Are both scenarios legal?
- I own a photo, and someone painted a replica (using canvas and paints) and sold prints.
- Someone altered it using Photoshop to look like a painting and sold prints.
Do I need to copyright my pictures to prevent this?
Photography Stack Exchange is a question and answer site for professional, enthusiast and amateur photographers. It only takes a minute to sign up.Sign up to join this community
In most countries copyright registration is not required, and copyright is granted by the act of publication. In the US, voluntary registration is available, which is needed to sue for infringement, and gives the copyright holder more possibilities when collecting damages.

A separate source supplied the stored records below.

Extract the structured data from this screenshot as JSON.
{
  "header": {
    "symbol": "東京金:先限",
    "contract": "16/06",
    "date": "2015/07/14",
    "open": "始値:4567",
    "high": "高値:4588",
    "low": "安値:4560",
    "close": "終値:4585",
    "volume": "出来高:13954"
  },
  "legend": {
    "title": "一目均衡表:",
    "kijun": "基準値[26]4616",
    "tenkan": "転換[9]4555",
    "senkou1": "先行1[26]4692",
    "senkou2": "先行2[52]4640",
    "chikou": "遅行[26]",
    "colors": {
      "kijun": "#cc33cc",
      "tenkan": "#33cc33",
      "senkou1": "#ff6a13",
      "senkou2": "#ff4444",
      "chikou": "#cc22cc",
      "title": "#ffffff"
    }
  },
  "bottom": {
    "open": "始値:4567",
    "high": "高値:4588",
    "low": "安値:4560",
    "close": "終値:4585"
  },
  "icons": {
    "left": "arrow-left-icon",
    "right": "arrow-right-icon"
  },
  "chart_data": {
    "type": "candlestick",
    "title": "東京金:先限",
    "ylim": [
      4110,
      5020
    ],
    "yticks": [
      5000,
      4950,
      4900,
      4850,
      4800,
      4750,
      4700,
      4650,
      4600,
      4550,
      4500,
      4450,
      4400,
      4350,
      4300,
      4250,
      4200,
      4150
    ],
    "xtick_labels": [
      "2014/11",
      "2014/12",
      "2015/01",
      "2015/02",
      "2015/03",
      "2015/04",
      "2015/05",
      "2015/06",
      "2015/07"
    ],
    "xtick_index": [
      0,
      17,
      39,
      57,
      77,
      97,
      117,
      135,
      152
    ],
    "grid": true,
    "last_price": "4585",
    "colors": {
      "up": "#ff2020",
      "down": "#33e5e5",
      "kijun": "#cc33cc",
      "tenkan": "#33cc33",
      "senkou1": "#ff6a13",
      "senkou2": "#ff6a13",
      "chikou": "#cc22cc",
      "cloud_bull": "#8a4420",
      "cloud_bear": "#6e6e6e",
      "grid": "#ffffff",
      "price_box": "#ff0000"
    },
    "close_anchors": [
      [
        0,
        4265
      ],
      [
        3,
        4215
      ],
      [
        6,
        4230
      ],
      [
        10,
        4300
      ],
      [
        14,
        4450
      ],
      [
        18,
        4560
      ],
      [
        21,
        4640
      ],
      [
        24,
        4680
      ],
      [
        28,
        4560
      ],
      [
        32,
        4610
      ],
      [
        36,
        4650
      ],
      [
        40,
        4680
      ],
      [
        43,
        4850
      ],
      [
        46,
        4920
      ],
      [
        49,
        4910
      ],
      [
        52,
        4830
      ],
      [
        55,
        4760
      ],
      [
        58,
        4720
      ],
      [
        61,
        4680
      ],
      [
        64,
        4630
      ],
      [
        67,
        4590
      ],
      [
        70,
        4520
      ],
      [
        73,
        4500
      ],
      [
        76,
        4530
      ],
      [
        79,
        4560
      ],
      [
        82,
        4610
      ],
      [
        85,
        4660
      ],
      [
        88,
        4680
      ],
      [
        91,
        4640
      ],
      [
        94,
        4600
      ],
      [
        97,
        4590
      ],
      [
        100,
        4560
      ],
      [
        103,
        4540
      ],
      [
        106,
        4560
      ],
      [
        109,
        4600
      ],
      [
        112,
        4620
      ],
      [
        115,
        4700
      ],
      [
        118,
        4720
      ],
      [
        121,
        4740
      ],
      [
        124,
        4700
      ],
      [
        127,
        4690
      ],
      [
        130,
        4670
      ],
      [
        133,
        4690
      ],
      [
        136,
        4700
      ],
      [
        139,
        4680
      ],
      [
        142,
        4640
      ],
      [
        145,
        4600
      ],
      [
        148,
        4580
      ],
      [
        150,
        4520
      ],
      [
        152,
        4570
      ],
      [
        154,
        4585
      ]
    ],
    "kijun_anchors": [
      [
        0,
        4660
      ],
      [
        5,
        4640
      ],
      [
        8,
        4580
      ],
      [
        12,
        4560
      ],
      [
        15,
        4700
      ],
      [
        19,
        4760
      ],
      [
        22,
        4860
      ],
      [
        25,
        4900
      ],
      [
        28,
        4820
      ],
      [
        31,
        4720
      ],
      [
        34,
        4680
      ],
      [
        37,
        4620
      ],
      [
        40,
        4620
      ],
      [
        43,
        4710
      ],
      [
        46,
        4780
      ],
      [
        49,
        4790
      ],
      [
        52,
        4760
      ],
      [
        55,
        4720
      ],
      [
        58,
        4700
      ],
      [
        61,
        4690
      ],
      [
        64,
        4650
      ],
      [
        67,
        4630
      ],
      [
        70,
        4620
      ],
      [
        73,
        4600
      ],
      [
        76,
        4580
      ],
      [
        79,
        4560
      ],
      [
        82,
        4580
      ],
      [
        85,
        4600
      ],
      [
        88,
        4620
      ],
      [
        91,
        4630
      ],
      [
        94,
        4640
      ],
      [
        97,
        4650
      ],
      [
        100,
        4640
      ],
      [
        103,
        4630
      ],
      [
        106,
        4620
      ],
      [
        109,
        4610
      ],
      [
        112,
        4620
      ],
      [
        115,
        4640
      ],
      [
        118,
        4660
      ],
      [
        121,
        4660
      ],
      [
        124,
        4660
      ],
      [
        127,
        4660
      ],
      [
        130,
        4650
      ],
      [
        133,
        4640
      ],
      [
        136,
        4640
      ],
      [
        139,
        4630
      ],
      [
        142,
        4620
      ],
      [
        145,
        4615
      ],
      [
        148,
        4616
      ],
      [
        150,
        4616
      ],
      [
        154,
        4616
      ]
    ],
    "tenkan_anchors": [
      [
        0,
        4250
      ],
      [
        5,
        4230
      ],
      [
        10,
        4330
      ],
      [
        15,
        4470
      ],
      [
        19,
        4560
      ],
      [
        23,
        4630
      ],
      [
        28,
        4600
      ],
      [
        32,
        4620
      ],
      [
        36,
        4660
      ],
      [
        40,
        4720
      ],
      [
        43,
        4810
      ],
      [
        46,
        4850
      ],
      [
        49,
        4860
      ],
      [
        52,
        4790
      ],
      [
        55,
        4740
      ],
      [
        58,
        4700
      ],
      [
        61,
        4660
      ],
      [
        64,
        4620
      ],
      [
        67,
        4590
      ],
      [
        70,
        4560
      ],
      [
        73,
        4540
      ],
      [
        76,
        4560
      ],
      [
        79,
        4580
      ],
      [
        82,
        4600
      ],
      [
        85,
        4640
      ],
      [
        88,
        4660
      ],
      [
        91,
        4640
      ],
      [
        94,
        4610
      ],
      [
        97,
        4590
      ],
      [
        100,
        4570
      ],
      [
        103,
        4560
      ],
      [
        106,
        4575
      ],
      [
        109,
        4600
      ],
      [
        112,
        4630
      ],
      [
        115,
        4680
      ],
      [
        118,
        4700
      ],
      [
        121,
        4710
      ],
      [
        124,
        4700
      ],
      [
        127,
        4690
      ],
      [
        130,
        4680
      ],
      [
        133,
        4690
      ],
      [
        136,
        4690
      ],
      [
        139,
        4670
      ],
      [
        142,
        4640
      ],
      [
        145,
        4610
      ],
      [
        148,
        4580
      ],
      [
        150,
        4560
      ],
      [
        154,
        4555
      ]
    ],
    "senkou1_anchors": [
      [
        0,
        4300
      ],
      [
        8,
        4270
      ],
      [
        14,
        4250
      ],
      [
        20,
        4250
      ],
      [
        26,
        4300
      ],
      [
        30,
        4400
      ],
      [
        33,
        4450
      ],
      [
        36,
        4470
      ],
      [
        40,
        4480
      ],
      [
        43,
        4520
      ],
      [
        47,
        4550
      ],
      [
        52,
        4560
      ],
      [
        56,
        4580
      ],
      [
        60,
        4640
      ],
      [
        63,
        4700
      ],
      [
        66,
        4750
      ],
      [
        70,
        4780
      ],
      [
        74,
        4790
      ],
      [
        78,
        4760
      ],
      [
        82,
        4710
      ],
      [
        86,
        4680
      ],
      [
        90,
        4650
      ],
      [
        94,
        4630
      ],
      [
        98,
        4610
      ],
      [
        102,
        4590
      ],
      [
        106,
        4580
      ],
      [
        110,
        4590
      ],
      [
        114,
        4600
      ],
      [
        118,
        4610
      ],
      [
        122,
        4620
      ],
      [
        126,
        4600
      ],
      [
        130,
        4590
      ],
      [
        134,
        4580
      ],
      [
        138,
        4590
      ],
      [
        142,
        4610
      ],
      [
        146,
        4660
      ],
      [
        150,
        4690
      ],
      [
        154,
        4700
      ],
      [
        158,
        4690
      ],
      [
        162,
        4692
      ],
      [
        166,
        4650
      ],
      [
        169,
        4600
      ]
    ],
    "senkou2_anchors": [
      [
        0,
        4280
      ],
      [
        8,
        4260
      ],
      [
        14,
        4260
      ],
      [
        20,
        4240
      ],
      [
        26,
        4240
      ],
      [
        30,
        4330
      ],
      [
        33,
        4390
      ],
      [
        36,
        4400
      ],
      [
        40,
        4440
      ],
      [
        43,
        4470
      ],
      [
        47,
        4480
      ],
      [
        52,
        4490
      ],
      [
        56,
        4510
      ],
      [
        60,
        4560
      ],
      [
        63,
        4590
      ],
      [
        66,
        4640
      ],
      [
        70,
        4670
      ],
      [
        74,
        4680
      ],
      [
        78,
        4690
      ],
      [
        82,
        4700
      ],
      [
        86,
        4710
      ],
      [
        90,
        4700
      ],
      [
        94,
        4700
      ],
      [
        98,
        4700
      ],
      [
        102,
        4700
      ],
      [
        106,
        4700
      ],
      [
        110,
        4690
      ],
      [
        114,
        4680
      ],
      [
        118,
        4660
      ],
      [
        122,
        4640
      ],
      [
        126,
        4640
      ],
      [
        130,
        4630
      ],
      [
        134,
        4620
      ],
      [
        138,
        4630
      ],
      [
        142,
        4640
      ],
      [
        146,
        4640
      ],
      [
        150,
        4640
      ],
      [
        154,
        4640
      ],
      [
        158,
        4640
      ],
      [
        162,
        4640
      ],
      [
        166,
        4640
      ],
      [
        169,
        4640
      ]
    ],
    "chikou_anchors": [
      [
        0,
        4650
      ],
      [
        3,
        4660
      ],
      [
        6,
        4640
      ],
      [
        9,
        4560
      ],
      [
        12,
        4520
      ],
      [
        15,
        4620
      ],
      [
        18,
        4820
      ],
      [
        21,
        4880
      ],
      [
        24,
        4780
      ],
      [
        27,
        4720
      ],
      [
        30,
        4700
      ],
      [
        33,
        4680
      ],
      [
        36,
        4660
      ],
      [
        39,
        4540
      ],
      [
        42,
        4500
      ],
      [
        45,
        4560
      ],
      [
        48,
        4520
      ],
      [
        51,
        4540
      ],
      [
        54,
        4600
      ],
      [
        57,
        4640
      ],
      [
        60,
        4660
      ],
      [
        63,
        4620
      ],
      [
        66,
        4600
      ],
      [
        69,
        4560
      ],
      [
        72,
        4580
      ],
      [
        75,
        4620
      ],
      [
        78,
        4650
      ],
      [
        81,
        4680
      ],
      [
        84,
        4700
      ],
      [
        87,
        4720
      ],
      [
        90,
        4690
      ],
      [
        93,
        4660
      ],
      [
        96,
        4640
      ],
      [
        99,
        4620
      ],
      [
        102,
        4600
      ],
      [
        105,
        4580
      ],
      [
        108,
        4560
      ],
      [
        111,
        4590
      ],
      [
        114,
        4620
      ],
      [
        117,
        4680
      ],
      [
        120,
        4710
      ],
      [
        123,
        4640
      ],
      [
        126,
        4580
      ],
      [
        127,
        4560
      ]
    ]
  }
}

As far as the scenarios go, both will include elements of the original work, so they would fall into the category of a derivative work, and depending on the originality (or lack thereof) of the reproduction, may infringe on your copyright. The first is much tougher to prove though, because the original elements of the image are being reproduced in a different medium. In the case of a change using Photoshop, there very well may be enough similarity to prove that infringement has occurred.
You should consult a real lawyer. Do not expect any legal advice over Internet to be meaningful.
My personal opinion is that painted replica is legal and Photoshop alteration is "derivative work" and can be considered legal depending of the copyright of the pictures. Having no specific "written" copyright statement implies some default copyrights and in this case Photoshop alteration is probably not legal.
Your work is always copyrighted, there is no need to register it somewhere. This implied copyright means that you have all the rights to your work. (If you release your work under a certain license it means the same or reduced rights, you can't use a license to increase your rights.)
Whether a copy of your work is legal or not, depends on the sitation. If your photo is unique enough, and the painting isn't, it would be illegal to sell copies.
Shepard Fairey and the Associated Press recently settled a law suit about derivative work. Fairey used an AP photo of Obama to create his famous poster before the 2008 election. You might find some pertinent legal information by reviewing a few articles on this.
Effectively you are asking, when is a derivative work legal?
Two important tests to be applied are
The derivative work "must display some originality of its own. It cannot be a rote, uncreative variation on the earlier, underlying work. The latter work must contain sufficient new expression, over and above that embodied in the earlier work for the latter work to satisfy copyright law’s requirement of originality."
"Transformativeness is a concept used in United States copyright law to describe a characteristic of some derivative works that makes them transcend or place in a new light the underlying works on which they are based."
"The use must be productive and must employ the quoted matter in a different manner or for a different purpose from the original. ...[If] the secondary use adds value to the original--if the quoted matter is used as raw material, transformed in the creation of new information, new aesthetics, new insights and understandings--this is the very type of activity that the fair use doctrine intends to protect for the enrichment of society."
Using your example, where a photo is simply reproduced in another medium, such as oils, it fails both tests:
1) Originality, it is a rote, uncreative variation of the original work.
2) Transformative, it does not add new information, new aesthetics, or new insights and understandings.
All quotes taken from Wikipedia.
For a further discussion see this very interesting article by Professor Stern
L.H.O.O.Q.--Internet-Related Derivative Works
While the caveats about Internet legal advice noted by other answerers apply of course, I think this one is pretty clear: both scenarios involve creation of a derivative work, and if done without permission would be a copyright violation in the USA and many other countries. The fact that the resulting derivative works are sold would generally increase liability.
This may or may not be infringing, depending on the originality of the new work, but in most cases I would say it would be non-infringing. Of course, the owner of the photo can still attempt to sue, but it'd probably be found to be non-infringing especially if the only connection to the original photo is that the artist saw it across the room while painting (and didn't do any cut and paste from it in Photoshop, did not use mechanical means to copy it, didn't lay a stencil over it, etc).
This would certainly be infringing.
Registering copyright on your pictures does not alter what people can and can't do with them, but depending on your country (ie the USA), can affect what you can claim if you successfully sue them in court.
Here's a case of this actually happening with a painting published by the Toronto Star which was found to have been based on a photo by someone else.